- “Forecasting in Macroeconomics”, (with R. Giacomini), in N. Hashimzade and M. Thornton (eds.), Handbook of Research Methods and Applications in Empirical Macroeconomics, Cheltenham (UK): Edward Elgar Publishing Ltd, forthcoming.
- “Exchange Rate Predictability” Journal of Economic Literature 51(4), December 2013.
- “Can Exchange Rates Forecast Commodity Prices?” (with Y. Chen and K. Rogoff), Quarterly Journal of Economics, 125(3), 1145-1194, 2010.
- “Out-of-Sample Forecast Tests Robust to Choice of Window Size”, (with A. Inoue), Journal of Business and Economics Statistics, 30(3), 432-453, 2012.
- “Detecting and Predicting Forecast Breakdowns”, (with R. Giacomini), Review of Economic Studies, 76(2), 669-705, 2009.
Numerical Methods: Computer Lab Practicals
This 5 hour practical course is available only for students registered for the course Numercial Methods for Fiscal and Monetary Policy Analysis. Through specific examples of state-of-the-art monetary and fiscal policy models (e.g. models with zero-lower bound constraint, financial frictions, forward-guidance, etc.) the computer lab practicals will give participants the opportunity to familiarize with the different routines described in class, and will demonstrate their advantages and disadvantages in terms of accuracy and efficiency.
Forecasting: Computer Lab Practicals
This 5 hour practical course is available only for students registered for the course Recent Developments in Forecasting.
- Strong background in economics or related fields
- Working knowledge of English
There is limited space in the Barcelona GSE Summer School Courses.

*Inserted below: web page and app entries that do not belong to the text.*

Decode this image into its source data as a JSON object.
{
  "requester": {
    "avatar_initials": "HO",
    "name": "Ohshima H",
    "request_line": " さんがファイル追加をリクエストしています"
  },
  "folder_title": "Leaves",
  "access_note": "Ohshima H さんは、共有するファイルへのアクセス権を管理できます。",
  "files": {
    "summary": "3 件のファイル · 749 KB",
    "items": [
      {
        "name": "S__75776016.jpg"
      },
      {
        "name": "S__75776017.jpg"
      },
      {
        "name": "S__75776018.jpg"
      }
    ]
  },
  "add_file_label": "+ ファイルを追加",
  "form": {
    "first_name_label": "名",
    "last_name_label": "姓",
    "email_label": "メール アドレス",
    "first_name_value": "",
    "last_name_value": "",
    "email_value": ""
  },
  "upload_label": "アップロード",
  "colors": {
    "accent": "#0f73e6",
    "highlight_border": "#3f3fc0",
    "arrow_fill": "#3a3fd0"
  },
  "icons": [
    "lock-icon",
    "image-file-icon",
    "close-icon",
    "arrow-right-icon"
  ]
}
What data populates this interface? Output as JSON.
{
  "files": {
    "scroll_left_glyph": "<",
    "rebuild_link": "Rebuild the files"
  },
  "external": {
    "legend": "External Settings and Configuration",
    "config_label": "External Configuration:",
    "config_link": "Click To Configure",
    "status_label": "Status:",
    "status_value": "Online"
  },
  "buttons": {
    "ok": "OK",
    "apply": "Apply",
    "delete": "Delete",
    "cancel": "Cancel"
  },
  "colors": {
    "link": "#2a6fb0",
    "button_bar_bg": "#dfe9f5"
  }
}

Among the candidates who meet the eligibility criteria, the Barcelona GSE will select those with more outstanding professional and/or academic careers.
Interested candidates should apply before May 30. After this deadline, your place may not be guaranteed. Capacity of the courses is limited. Some courses may close before May 30 depending on demand.
Applications will be evaluated by the program directors and candidates will be informed of their decision. A document will be attached to our response with payment information. Before applying, please read through the summer school cancellation policy and other regulations.
A wide range of short-term accommodation is available near campus for Barcelona GSE Summer School participants. Students and participants can take advantage of discounted offers by booking accommodation with one of our housing partners. These partners will be able to provide various affordable accommodation options tailored to suit different needs, includin: flats, hostels, hotels, shared apartments and student halls.
For more information, see the "Discounts" section of our accommodation page.
At the conclusion of the Summer Schools, participants will receive a certificate for the number of hours attended. All Barcelona GSE courses require an average of twice the lecture hours for readings, pre-readings and class preparation. Interested students should check with their universities to see if these hours are transferable into ECTS credits.
Fees and discounts
Fees listed are for the 2017 edition.
|Price for each 10h course|
|Price for each 5h computer lab practical|
Multiple course discounts do not apply to 5h lab practical courses.
* Reduced fee applies to PhD/Masters students, including current Barcelona GSE students.
|Early bird (book and pay before 1 April 2017)||10%|
|3 or more courses**||25%|
|Barcelona GSE alumni||10%|
|Barcelona GSE partner organizations||10%|
** Multiple course fee discounts will only be applied to named individuals booking and paying for more than one course for their own use.
Notes about Summer School fees:
- Fees vary by program: please check summer school program pages for individual course fees.
- All discounts are accumulative, e.g. alumni booking two or more courses will receive a further 10% discount off the total after the multiple course discount has been applied.
- Fees include any materials required for the course as indicated, coffee breaks every day of the week, networking dinner on Tuesday, and farewell dinner on Thursday.